The expected response is a copy of every line in the entries below that includes the word "Breathe".

-------

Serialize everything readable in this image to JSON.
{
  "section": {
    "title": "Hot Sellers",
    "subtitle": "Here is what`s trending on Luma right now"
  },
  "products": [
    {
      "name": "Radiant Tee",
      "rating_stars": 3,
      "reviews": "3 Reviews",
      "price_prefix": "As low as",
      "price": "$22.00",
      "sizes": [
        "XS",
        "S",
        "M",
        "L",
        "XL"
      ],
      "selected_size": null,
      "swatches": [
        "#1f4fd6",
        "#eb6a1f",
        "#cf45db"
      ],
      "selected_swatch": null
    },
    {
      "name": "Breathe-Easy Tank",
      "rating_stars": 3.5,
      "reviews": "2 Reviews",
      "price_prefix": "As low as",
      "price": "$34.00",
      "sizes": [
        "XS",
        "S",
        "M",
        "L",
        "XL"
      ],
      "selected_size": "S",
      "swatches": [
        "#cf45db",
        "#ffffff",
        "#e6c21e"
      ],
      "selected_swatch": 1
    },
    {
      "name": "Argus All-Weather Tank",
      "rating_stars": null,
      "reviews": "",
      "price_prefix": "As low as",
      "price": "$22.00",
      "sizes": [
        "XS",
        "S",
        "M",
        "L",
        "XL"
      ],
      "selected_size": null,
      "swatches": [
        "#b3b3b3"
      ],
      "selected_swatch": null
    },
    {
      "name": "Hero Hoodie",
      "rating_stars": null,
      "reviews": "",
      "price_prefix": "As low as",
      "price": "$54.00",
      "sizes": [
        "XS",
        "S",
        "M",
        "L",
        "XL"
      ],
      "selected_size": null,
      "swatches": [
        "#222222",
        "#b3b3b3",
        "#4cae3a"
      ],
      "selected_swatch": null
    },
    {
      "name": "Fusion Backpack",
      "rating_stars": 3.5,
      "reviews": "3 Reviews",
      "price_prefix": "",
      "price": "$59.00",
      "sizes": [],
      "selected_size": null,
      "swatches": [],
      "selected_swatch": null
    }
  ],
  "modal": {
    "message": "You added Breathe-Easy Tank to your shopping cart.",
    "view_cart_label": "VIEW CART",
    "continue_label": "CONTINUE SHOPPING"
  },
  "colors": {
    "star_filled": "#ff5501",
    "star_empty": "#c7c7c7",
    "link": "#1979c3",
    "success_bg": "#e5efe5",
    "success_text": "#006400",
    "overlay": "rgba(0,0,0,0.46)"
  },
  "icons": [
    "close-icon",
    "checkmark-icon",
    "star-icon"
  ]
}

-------

◆ Result of the exercise:
      "name": "Breathe-Easy Tank",
    "message": "You added Breathe-Easy Tank to your shopping cart.",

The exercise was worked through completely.